In the 1980s, Jim heads off to Windsor College. His plan is to make a new life for himself. That life includes joining a fraternity, dating girls, and repressing any sexual feelings towards men. By all outward accounts, he is succeeding with the college life he wants for himself.
Glenn relocates to Windsor as the kept man of his wealthy older lover. Bored with small town life, Glenn enrolls at Windsor College and meets Jim in a Romantic Literature class.
When Jim asks Glenn for assistance with a class assignment, sparks ignite, and Jim can no longer deny his longing. A few days spent together secluded in a snowy wonderland reading poetry and exploring each other has the men falling in love. But real life is waiting for them and it just may be too hard to sustain their romantic passion each and every day.
During the course of the story, Jim is told that his writing is both haunting and evocative and that would be the description for this short story as well. The story reads in a somewhat narrative manner and, like the poetry the men study, would lend itself to being read aloud. There is economy of space for the length of the story as the words are concise, visual, and thought provoking.
Mostly told from Jim’s POV, we do get caught up quickly on the background of each man. Glenn exposes Jim to so many things, from his love of poetry, to his feelings of being with a man, and the dialogue and overall feel of their initial time together reads like a poem itself. The men fall in love quickly within their own bubble. That kind of romantic love where life changes during a storm and all things seem possible and new like a fresh blanket of snow. The men make drastic life changes in a few days and then have to deal when real life crashes down on them. The writing is captivating and we visually see the weather, the snow, the cigarette smoke, and the mansion, which are all intertwined with Jim’s acceptance of being with a man. It’s all of the small pieces that make up a life in a moving visual of life pictures flashing before your eyes.
If I had not read the published blurb, I would not have known that the story was set in the 1980s. With the exception of the word “hi-fi” and a lot of cigarette smoking, there is not much to indicate the feel of that time. There is one small inconsistency in the story, but it did not detract overall. I would have really liked to be in Glenn’s head a bit more as it would have enhanced the story in many ways. It would have been really interesting to have gotten his take on all that transpires, but, like a mysterious poet, it would tend to demystify the romantic notion. The ending had me wanting just a bit more on Jim as well, because like life itself the ending moves fast.

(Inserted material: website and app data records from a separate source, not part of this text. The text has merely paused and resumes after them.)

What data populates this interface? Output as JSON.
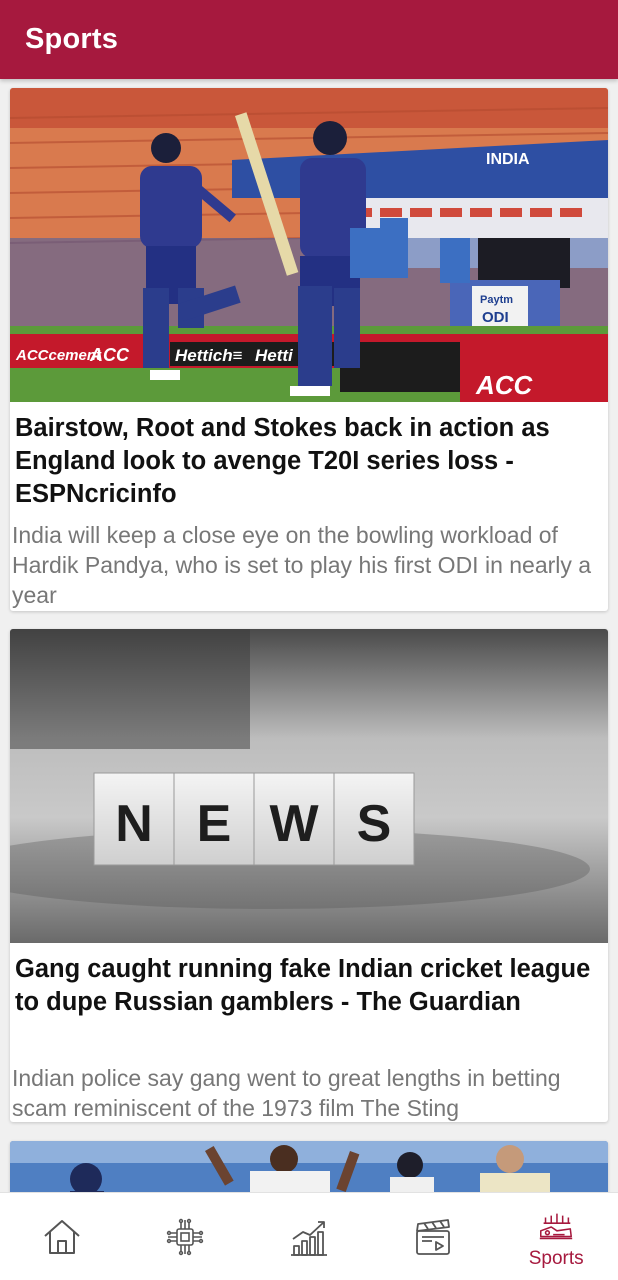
{
  "appbar": {
    "title": "Sports",
    "color": "#a6193e"
  },
  "articles": [
    {
      "title": "Bairstow, Root and Stokes back in action as England look to avenge T20I series loss - ESPNcricinfo",
      "description": "India will keep a close eye on the bowling workload of Hardik Pandya, who is set to play his first ODI in nearly a year",
      "image": "cricket-players-walking-out-photo",
      "image_text": [
        "INDIA",
        "ACC",
        "Hettich",
        "Paytm ODI"
      ]
    },
    {
      "title": "Gang caught running fake Indian cricket league to dupe Russian gamblers - The Guardian",
      "description": "Indian police say gang went to great lengths in betting scam reminiscent of the 1973 film The Sting",
      "image": "news-letter-blocks-photo",
      "image_text": [
        "N",
        "E",
        "W",
        "S"
      ]
    },
    {
      "image": "cricket-team-celebration-photo"
    }
  ],
  "bottom_nav": {
    "items": [
      {
        "icon": "home-icon"
      },
      {
        "icon": "technology-chip-icon"
      },
      {
        "icon": "business-chart-icon"
      },
      {
        "icon": "entertainment-clapperboard-icon"
      },
      {
        "icon": "sports-icon",
        "label": "Sports",
        "active": true
      }
    ]
  }
}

The story packs a lot into its pages and it hits hard like romantic poetry, where the tragedy embodies the full declaration of love. With the idea that the more tragic the story, ultimately, the more romantic it claims to be, Thunder Snow follows suit. This is a short story that hits the mark on many levels and will stay with you long after the last word.